- [Work task]: What you return should be each line of the data containing the string "Admin".

----- Data -----

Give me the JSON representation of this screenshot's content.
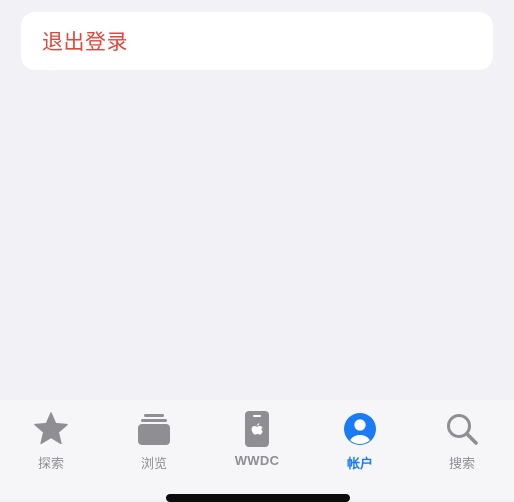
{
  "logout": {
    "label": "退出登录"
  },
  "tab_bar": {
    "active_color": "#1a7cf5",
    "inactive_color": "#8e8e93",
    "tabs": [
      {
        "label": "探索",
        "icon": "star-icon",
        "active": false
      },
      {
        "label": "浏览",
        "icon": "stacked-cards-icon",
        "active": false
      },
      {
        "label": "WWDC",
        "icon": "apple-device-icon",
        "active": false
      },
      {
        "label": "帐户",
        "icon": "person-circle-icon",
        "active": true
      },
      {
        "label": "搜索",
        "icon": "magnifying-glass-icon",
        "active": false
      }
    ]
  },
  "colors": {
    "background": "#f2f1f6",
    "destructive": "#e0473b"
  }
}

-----
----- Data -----

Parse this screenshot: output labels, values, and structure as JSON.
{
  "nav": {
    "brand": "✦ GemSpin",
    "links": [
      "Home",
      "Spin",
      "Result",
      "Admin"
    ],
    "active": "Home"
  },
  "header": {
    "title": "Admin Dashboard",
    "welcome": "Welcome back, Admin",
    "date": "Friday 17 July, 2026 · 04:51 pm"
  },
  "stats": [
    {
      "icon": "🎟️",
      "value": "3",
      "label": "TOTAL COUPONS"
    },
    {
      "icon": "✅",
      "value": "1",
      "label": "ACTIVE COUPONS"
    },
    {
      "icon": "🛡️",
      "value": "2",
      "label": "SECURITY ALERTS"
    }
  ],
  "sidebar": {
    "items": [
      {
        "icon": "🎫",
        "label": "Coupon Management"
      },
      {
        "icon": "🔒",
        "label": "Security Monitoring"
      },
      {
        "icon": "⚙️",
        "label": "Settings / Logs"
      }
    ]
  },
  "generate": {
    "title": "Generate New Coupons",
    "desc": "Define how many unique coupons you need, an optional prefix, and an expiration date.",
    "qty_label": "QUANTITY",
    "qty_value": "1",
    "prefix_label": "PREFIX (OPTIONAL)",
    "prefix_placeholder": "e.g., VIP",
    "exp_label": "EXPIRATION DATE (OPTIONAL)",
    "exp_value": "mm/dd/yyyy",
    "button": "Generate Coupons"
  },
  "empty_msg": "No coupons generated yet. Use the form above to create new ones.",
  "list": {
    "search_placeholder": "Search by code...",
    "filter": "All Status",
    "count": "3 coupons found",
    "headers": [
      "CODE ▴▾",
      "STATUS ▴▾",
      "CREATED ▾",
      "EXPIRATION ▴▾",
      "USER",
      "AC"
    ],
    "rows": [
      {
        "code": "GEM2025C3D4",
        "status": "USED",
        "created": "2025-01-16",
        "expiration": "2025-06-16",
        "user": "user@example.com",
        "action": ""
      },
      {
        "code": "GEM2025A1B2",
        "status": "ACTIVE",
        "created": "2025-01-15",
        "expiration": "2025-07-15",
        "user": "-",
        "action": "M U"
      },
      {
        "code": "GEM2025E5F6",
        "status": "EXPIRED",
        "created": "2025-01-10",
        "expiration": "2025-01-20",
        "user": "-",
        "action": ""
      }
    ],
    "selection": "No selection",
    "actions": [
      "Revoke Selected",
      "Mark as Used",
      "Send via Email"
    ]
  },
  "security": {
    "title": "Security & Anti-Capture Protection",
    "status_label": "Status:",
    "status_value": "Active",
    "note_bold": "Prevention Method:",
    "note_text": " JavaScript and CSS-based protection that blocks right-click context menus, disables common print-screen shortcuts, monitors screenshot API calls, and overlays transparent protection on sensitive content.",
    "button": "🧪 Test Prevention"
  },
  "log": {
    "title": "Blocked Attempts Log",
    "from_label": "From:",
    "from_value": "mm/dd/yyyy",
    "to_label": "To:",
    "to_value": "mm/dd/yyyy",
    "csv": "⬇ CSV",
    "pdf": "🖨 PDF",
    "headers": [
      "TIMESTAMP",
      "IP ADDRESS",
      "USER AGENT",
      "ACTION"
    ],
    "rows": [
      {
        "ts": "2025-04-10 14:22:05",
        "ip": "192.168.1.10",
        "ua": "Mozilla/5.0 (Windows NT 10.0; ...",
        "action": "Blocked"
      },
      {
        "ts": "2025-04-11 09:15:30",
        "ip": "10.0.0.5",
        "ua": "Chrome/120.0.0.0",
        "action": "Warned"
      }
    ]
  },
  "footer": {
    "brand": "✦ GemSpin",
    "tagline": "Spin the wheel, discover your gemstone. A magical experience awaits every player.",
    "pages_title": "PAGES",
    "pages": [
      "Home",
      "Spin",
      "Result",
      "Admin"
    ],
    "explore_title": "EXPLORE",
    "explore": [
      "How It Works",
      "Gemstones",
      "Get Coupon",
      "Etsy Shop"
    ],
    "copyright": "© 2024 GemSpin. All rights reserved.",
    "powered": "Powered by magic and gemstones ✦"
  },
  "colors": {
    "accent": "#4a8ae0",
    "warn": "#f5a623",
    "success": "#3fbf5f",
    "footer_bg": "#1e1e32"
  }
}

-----

- [Exercise answer]:
      "Admin"
    "title": "Admin Dashboard",
    "welcome": "Welcome back, Admin",
      "Admin"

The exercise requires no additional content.